Problem statement: Look through the records that follow. Copy every line containing the word "location".
=== Data under study ===
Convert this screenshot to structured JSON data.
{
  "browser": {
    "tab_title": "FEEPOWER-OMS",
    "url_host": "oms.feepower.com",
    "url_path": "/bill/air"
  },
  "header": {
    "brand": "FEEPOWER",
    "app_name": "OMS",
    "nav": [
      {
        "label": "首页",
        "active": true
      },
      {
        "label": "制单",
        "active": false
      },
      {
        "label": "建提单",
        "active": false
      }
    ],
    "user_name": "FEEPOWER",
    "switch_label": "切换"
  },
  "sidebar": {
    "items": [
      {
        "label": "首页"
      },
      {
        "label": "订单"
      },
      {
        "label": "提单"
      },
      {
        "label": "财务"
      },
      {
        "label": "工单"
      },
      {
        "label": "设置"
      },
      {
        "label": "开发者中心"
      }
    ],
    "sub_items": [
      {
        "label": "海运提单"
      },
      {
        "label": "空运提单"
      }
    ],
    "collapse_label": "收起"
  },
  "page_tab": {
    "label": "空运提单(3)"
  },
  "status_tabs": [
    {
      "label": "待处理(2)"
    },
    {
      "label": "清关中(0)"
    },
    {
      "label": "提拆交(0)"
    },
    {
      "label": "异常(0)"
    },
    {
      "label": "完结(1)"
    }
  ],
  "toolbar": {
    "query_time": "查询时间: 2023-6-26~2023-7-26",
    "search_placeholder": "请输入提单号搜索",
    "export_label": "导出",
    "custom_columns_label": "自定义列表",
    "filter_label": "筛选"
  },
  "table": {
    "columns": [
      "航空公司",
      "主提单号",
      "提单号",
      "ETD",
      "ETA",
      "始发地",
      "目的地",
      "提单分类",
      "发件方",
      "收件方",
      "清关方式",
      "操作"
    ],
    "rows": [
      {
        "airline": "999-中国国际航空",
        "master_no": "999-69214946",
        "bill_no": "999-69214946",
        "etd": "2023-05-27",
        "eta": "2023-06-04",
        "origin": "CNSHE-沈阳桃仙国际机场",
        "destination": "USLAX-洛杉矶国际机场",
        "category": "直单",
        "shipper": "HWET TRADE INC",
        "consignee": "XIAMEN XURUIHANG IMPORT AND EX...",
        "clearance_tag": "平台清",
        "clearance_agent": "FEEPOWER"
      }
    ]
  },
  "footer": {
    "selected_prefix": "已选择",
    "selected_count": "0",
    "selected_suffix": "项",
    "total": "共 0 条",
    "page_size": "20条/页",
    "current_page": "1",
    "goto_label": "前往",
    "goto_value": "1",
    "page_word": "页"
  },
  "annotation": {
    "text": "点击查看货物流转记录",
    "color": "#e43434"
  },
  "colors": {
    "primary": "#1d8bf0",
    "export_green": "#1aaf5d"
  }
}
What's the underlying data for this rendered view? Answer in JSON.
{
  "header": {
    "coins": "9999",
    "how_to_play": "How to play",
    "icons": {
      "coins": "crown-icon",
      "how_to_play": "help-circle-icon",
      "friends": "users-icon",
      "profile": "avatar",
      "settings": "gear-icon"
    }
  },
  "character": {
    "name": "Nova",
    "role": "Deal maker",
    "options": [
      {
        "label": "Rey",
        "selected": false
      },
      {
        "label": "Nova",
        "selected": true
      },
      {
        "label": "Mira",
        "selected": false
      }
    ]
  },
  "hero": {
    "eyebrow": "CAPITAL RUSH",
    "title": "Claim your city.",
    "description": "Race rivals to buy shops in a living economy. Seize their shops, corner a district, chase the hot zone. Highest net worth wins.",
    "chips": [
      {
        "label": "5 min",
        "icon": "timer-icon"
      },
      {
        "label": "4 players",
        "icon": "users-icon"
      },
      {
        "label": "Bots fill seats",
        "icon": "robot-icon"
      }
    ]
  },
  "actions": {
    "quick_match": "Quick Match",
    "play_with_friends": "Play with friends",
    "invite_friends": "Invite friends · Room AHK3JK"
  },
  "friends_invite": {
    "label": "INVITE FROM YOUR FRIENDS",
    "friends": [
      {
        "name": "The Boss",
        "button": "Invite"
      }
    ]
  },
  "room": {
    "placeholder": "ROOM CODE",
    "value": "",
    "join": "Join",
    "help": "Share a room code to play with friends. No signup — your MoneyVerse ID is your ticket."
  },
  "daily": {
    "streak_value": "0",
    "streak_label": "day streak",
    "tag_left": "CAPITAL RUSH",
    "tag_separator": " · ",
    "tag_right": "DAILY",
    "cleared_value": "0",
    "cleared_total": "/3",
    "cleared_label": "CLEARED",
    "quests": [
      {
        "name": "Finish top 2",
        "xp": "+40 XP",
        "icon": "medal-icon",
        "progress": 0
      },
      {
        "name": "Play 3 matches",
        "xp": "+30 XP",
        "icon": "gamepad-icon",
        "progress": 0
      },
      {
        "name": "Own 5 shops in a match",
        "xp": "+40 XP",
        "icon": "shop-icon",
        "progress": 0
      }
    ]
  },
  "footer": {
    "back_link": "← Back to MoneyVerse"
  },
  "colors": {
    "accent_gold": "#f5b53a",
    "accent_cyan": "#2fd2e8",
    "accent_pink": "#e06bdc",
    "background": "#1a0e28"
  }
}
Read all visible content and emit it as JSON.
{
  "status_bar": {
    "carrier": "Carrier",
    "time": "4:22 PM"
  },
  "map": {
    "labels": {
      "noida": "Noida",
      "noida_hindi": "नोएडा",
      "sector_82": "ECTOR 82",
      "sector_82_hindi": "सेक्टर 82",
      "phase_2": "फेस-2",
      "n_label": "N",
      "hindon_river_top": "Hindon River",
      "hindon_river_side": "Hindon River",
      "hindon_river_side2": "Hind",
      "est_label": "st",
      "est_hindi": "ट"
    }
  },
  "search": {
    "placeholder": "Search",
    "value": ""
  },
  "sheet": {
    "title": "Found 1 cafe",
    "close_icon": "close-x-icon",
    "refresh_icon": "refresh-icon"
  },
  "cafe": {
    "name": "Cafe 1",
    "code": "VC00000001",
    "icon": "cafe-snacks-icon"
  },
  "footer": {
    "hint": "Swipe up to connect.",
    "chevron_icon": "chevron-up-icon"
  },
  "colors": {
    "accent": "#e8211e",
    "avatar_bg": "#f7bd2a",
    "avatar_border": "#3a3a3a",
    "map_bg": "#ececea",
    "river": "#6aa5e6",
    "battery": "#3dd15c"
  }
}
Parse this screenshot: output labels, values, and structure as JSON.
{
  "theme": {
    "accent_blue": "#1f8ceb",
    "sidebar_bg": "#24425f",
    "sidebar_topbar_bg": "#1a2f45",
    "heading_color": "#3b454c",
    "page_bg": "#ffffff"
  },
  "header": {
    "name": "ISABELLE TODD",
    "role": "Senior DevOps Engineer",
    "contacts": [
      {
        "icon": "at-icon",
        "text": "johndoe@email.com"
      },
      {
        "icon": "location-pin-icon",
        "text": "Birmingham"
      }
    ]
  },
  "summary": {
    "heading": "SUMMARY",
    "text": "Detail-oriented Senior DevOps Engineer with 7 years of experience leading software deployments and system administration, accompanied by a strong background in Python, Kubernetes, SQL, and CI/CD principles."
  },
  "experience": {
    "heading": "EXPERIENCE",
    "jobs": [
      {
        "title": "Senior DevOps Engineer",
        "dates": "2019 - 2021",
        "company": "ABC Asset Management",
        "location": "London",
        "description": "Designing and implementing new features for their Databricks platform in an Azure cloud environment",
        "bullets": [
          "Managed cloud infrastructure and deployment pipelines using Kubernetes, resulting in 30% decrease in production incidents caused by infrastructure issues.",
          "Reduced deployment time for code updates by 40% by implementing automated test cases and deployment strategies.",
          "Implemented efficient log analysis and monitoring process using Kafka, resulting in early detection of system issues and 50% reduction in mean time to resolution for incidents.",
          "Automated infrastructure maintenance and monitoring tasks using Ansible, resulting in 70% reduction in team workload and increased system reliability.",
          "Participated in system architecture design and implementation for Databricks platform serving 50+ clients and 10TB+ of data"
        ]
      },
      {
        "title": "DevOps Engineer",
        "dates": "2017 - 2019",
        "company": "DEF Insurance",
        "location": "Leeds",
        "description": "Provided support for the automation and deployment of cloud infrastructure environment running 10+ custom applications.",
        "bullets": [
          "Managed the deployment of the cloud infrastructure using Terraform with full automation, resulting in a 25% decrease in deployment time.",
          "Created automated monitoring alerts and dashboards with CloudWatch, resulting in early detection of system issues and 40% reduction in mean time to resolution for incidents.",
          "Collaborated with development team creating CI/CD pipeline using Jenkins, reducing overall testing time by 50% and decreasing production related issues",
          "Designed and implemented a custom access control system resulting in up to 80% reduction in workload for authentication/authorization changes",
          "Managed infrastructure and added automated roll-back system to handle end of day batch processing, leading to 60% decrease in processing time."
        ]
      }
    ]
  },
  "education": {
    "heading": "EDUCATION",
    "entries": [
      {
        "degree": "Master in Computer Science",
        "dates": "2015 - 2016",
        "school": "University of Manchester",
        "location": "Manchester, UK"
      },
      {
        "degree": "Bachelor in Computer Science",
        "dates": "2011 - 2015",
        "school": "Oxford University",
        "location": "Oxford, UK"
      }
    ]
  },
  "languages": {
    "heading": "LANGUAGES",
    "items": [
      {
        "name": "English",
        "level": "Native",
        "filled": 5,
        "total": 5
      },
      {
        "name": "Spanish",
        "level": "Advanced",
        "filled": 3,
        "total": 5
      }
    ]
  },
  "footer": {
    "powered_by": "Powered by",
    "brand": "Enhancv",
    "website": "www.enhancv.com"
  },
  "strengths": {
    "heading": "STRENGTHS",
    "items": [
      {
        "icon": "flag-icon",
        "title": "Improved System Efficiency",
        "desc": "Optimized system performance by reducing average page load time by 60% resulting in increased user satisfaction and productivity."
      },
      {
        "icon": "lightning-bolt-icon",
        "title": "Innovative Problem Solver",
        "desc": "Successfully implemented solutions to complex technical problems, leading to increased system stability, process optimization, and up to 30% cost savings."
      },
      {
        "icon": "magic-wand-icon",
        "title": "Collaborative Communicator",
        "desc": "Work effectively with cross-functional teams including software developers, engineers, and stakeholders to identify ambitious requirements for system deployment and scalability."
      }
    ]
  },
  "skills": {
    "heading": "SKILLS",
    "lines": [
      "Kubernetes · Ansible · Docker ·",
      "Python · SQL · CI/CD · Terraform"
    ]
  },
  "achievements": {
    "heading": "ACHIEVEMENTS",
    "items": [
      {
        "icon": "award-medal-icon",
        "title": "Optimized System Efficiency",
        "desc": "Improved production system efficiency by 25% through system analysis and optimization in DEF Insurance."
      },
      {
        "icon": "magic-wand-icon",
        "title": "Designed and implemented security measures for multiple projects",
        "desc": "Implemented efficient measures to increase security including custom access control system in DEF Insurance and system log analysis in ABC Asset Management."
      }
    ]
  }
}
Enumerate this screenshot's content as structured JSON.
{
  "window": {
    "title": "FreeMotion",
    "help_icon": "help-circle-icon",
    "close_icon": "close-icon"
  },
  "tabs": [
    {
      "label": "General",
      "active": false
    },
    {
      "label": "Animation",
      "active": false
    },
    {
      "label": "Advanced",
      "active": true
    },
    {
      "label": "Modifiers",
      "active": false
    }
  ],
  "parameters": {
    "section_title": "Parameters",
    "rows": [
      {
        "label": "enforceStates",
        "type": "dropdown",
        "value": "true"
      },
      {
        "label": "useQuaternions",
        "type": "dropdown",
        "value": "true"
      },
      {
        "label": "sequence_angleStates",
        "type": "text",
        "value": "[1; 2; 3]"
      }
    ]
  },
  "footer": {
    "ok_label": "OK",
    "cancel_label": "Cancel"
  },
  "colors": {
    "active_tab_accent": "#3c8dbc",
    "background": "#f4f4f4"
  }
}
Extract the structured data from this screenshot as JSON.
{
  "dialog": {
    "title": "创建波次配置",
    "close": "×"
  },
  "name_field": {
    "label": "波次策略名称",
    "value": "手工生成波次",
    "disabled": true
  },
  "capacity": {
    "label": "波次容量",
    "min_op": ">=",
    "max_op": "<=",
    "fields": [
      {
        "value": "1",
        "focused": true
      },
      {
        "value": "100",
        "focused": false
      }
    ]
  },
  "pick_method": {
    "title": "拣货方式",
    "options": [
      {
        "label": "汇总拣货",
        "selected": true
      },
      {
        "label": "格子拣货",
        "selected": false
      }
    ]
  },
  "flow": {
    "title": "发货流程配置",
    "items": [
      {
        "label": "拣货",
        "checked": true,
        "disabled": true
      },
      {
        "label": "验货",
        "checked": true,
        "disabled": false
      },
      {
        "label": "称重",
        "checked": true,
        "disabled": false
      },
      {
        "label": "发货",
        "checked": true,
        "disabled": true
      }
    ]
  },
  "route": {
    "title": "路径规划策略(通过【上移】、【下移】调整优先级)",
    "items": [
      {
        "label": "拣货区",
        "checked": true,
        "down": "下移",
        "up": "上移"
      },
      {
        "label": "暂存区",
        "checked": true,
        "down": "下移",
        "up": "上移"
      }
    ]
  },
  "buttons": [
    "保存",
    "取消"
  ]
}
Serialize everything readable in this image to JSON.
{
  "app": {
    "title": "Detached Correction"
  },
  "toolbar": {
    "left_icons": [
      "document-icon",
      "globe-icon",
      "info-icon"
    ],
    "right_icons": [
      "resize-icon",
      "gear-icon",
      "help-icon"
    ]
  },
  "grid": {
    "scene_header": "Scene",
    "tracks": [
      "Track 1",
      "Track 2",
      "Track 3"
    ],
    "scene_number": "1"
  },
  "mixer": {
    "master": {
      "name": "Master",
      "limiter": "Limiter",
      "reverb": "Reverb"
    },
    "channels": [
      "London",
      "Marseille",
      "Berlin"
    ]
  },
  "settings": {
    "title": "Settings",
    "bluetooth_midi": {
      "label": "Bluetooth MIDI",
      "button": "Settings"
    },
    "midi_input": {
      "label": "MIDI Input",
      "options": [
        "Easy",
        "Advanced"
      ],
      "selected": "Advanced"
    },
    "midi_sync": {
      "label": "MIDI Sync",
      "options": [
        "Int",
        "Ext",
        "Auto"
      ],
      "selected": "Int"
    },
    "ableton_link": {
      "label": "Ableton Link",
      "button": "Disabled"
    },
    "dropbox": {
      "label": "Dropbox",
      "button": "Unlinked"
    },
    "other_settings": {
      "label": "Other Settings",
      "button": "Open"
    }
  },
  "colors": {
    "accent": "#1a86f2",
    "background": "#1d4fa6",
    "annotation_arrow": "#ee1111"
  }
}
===
Response area:
        "icon": "location-pin-icon",
        "location": "London",
        "location": "Leeds",
        "location": "Manchester, UK"
        "location": "Oxford, UK"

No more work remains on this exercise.